Fuel up at Common Grounds, the coffee shop on the town's quaint main street, slinging breakfast sandwiches on ciabatta, before starting the day at Lost Barrel Brewing. Take the $25 brewer's experience tour for an up-close view of the brewhouse operations, finished with a seated tasting of beers like the Belgian-style Farm Ale and Wild Berry Sour. From there, make the 25 minute trip to the family-run trio of makers: Henway Hard Cider company, Bluemont Vineyard, and Dirt Farm Brewery.
At Henway, taste on-tap ciders, from the crisp, dry Brut to aromatic Blueberry Lavender, alongside homemade pimento cheese and crackers. A few minutes away, visit Bluemont to sip a seasonal tasting flight—including the peach wine made from their own farm-grown fruit—out to the expansive patio overlooking the Blue Ridge Mountains. On weekends in September, for $35 you can also channel I Love Lucy at the annual Crush With Us grape stomping experience. Finish at Dirt Farm, where brewed-on-site beers are only eclipsed by the view of uninterrupted farmland and mountains from umbrella-shaded patio tables. The brewery also hosts regular events like beer dinners and live music.
On the way back toward the resort, drive the scenic Snickersville Turnpike. The one-time Iroquis hunting trail traversed by George Washington is a historic state byway. It's particularly beautiful in the fall when the leaves change color, but anytime of year, look out for Victorian-era farmhouses, stone walls and bridges, and generally soak up the region's charms. Don't miss the Philomont general store, open since 1913 and selling sandwiches, coffee, and some locally-made provisions like Virginia salt and pepper peanuts.
Making your way back to the Salamander, stop into Cana Vineyards & Winery to sample a glass of zippy Albariño made by Melanie Natoli, who took home the title of winemaker of the year at the International Women's Wine competition. Return to the resort for dinner at Harrimans Virginia Piedmont grill. Request a table on the patio for views of the lush grounds (and to catch a glimpse of the resident miniature horse, Cupcake, grazing in the distance.)
On the menu find steak and seafood dishes, plus local cheeses, honey harvested on-property, and produce from the culinary garden, just a few hundred feet away from your table. And for wine pairings, including from a thoughtful selection of local producers, turn to sommelier Catherine Watkins. After dinner, bring a glass out to the lawn, and roast marshmallows for s'mores from an adirondack chair circling one of the fire pits.
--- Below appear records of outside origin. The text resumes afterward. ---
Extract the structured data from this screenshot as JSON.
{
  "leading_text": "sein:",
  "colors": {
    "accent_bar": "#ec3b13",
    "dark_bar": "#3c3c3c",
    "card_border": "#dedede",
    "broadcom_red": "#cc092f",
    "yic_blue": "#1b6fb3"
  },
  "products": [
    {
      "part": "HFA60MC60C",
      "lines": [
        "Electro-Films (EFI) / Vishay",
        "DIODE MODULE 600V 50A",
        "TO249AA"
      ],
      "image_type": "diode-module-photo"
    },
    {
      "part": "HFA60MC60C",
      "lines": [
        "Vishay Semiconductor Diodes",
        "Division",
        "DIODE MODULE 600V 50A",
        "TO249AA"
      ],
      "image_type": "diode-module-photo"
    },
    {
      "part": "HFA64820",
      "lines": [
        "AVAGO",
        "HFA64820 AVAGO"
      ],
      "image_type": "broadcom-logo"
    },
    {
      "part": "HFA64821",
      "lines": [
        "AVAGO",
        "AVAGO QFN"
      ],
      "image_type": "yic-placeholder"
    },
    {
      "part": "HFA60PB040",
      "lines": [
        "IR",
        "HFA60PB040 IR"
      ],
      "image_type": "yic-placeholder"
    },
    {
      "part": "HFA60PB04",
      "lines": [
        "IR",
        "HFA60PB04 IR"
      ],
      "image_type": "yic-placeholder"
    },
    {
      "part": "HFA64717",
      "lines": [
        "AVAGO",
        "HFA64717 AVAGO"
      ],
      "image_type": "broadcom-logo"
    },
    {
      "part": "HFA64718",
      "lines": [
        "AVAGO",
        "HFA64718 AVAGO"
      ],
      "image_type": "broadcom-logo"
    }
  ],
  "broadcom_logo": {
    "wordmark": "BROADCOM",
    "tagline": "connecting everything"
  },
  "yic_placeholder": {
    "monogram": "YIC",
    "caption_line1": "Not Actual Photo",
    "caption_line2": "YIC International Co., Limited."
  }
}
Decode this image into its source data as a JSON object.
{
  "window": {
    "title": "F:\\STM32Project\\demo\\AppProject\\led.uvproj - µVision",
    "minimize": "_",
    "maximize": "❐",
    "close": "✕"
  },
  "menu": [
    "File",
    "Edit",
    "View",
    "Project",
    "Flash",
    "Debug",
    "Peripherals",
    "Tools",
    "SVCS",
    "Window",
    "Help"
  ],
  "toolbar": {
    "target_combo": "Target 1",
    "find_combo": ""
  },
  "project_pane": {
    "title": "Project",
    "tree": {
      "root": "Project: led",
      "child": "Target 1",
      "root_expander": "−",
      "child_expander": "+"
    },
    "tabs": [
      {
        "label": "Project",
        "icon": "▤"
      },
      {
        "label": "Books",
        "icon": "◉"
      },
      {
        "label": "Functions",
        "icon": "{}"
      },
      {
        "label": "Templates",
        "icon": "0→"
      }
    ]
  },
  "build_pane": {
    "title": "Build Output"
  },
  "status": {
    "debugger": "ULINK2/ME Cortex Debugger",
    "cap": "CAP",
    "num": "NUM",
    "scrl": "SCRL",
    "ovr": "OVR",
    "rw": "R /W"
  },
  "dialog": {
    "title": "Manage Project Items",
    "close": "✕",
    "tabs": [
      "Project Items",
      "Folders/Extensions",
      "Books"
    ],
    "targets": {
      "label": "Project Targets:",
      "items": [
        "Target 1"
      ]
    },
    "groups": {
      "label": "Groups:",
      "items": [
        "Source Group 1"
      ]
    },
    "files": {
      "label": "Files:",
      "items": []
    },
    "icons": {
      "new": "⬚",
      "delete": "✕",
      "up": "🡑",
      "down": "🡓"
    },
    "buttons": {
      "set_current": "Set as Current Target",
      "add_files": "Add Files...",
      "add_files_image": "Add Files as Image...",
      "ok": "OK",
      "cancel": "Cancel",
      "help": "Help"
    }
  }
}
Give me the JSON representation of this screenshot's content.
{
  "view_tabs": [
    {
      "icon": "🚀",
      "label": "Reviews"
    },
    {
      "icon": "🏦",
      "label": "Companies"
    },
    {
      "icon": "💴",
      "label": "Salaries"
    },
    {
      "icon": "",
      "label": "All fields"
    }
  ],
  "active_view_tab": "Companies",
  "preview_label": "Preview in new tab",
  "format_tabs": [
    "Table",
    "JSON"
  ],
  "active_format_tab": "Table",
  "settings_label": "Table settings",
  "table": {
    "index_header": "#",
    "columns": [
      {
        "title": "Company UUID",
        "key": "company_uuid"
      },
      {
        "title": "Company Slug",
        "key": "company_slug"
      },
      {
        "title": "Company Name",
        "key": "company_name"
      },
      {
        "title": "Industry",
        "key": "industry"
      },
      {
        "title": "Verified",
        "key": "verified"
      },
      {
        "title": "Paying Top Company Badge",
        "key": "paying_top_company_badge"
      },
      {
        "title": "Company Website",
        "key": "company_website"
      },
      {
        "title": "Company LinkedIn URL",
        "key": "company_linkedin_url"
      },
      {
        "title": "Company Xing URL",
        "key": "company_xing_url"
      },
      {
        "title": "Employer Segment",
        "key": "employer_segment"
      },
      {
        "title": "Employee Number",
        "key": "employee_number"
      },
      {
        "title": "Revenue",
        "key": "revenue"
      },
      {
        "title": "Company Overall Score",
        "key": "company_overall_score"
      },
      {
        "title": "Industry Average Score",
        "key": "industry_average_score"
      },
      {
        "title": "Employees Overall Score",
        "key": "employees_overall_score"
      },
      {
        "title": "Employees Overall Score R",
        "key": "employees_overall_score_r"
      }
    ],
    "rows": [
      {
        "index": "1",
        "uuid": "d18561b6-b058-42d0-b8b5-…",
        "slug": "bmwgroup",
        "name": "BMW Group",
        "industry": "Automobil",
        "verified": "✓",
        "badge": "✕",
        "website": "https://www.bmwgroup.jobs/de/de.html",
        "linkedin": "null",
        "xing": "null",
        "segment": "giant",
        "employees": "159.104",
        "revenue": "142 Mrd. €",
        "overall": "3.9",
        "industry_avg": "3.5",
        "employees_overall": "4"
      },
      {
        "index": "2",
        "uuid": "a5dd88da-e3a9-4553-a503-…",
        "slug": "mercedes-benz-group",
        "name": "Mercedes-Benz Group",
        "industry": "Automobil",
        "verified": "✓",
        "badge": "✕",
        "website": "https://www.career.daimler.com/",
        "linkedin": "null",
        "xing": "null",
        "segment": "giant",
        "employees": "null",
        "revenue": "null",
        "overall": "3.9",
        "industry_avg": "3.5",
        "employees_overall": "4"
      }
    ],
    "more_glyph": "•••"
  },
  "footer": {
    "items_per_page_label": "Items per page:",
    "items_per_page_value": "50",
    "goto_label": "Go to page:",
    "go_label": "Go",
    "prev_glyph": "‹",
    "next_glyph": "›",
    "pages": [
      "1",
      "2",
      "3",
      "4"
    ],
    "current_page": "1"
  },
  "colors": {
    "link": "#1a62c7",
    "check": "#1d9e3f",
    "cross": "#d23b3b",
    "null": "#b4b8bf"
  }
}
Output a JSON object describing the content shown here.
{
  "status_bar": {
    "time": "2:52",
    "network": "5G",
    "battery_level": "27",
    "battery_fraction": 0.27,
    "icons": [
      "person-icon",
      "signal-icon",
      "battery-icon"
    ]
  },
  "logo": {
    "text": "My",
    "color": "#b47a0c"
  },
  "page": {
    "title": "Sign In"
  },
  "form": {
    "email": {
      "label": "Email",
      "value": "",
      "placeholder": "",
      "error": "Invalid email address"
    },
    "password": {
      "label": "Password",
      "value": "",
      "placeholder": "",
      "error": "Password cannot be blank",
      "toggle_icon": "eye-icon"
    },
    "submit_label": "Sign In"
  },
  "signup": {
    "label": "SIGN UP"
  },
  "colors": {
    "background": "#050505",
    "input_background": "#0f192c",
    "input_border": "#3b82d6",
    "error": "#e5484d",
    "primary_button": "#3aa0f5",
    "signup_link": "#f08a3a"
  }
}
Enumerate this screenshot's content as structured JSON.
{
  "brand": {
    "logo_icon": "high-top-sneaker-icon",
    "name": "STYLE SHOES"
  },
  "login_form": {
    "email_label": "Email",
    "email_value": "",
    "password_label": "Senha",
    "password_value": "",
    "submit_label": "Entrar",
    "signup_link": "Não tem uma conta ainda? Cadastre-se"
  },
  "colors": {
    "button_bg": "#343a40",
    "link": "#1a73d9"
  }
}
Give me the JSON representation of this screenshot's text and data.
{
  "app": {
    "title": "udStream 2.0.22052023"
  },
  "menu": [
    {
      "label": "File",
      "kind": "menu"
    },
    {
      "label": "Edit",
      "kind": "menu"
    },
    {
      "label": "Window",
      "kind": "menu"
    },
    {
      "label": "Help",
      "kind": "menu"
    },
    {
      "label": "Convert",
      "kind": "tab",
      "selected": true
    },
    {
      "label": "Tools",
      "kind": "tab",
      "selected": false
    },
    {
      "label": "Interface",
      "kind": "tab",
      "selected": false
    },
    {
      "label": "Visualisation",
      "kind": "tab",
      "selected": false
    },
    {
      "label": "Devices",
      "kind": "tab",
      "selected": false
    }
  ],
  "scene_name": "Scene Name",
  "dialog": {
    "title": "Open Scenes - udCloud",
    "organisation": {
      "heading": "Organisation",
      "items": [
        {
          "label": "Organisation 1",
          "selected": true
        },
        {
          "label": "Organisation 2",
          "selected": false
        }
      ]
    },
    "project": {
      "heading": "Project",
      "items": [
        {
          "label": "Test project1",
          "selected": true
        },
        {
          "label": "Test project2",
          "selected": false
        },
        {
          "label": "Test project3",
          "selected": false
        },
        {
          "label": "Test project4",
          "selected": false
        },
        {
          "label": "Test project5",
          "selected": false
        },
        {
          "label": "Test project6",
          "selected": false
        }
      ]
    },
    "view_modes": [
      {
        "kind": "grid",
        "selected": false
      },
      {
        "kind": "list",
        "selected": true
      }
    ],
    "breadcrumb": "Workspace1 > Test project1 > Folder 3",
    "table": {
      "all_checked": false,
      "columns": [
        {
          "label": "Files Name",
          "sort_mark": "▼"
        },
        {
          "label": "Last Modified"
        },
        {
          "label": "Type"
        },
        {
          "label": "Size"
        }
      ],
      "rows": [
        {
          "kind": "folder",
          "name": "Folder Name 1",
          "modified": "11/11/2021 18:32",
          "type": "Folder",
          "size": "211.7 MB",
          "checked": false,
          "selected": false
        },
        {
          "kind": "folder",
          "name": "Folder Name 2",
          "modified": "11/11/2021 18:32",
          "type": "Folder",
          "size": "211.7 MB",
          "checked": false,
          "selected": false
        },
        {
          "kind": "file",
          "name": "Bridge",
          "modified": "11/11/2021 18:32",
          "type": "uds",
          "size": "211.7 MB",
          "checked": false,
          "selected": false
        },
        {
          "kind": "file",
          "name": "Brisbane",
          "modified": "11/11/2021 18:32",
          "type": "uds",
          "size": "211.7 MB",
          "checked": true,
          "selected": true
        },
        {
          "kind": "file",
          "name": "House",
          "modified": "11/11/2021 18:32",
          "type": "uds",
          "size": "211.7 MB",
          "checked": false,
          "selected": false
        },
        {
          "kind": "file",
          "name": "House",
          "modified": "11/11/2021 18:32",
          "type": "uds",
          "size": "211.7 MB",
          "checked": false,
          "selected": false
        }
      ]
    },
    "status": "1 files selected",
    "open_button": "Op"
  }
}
Before heading home, drive through the historic town of Leesburg. Download the free app to take a self-guided walking tour of neatly-preserved historic buildings, including the Thomas Balch Library, an Underground Railroad research site. Stop for a bacon, local egg, and cheese sandwich on homemade buttermilk biscuits at Cowbell Kitchen, or a host of baked-on-premises pastries.
At lunchtime, walk down the side alley to find the backyard dining at Shoe's Cup and Cork, a former shoe shop now selling fresh salads and burgers alongside local beer and wine. Don't leave town without a handmade macaron from Mocatina's, and a single-origin coffee from Goosecup, or one of the half dozen other stand-out coffee purveyors on King Street, Loudoun County's de facto coffee corridor. If you're there after 4pm, the unpretentious shop transforms into a cocktail bar, mixing up both classic and creative drinks.